But he explained his story, and that was enough.
“I got in trouble when I was a teenager, I was hanging out with the wrong people,” Pringle said. “I changed that. If I wasn’t ready to make that change, I would have never went back to school. I never would have got a college degree.”
Those who know Pringle say he transformed as a person. He made good grades, was polite to coaches and became a leader for the Wildcats as a star receiver and kick returner.
So much so, that K-State receivers coach Andre Coleman became emotional while talking about Pringle at K-State’s team banquet earlier this month.
“The most proud moment I’ve had was yesterday when he walked across the stage and (graduated),” Coleman told the audience. “To see his mom, and how happy she was, and to see his family, and how happy they were. It gave me a lot of joy. I appreciate Coach Snyder for giving this kid a chance, because you didn’t just change his life, he’s got a son, you changed his kid’s life. You change generations when you do stuff like that, and I love this kid. He’s a great young man, and he’s going to do special things.”
Pringle didn’t fully recognize the magnitude of his degree until he returned home and visited family before beginning Cactus Bowl practices.
He felt like a role model.
“I’m motivating them,” Pringle said of his home neighborhood. “Some of them changed the lifestyle they was living. They see me back at school and having a great accomplishment, and they changed their life. They went back to school and some of them started working jobs … I have people, older people that I used to look up to, they say I motivate them.… When I go back home they think I’m a superstar.”
It has been an up-and-down season for Pringle. He battled drops early, failing to make a single catch in three games. But he finished strong and grabbed 28 passes for 705 yards and six touchdowns. He also returned 14 kickoffs for 369 yards and a touchdown.
Pringle thinks he was trying to do too much at the beginning of his junior season. He often tried to take off running before he secured the ball, and that led to mistakes. But he is playing well now and hoping to finish off the year with a bang at the Cactus Bowl.
It might be his final game in a K-State uniform.
Though he has one year of eligibility remaining, he is 24 and the oldest player on K-State’s roster. He has a 2-year old son in Tampa he would like to see more often, and he has his degree. Taking a shot at the NFL or moving back to Florida and getting a job outside football would allow him to support his family.

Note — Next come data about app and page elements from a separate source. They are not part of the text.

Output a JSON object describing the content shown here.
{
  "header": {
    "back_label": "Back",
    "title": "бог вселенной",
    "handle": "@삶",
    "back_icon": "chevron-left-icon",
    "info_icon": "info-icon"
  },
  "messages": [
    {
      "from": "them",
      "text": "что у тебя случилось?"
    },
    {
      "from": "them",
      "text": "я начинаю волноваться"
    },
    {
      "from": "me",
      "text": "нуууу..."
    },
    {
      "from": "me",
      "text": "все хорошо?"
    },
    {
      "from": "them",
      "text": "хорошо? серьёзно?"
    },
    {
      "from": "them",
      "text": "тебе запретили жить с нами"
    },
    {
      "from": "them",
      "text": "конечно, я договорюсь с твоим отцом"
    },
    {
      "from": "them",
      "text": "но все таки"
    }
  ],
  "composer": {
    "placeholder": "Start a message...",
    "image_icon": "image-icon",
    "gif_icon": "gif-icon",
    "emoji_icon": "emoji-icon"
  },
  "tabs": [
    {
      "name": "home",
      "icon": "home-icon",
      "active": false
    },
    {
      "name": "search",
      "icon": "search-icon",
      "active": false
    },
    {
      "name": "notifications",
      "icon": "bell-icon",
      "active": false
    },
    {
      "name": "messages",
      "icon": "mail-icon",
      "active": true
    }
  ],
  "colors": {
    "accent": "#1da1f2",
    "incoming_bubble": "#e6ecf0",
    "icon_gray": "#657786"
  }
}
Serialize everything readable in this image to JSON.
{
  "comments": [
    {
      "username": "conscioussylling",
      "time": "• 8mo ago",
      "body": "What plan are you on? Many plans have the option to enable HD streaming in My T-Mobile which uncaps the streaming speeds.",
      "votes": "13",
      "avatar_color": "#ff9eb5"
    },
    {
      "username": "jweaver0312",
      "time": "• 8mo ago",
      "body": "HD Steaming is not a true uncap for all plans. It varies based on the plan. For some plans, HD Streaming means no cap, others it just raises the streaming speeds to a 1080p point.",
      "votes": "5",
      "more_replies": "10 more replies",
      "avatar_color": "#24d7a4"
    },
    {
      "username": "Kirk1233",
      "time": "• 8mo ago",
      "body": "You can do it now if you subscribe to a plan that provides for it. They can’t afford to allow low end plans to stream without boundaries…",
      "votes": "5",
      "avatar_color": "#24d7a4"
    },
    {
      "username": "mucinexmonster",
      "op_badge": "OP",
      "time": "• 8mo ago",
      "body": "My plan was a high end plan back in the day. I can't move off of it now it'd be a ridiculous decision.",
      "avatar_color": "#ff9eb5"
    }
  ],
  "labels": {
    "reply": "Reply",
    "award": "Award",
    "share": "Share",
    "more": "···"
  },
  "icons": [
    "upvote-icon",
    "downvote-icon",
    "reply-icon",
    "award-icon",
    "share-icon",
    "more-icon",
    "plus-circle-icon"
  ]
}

“I don’t know what I am going to do yet,” Pringle said. “Either I have (my family) move with me to Manhattan for a year or I go home and be a father.”
Whatever he decides, he will make the choice with a college degree in hand. No football game can top that.
Kellis Robinett: @kellisrobinett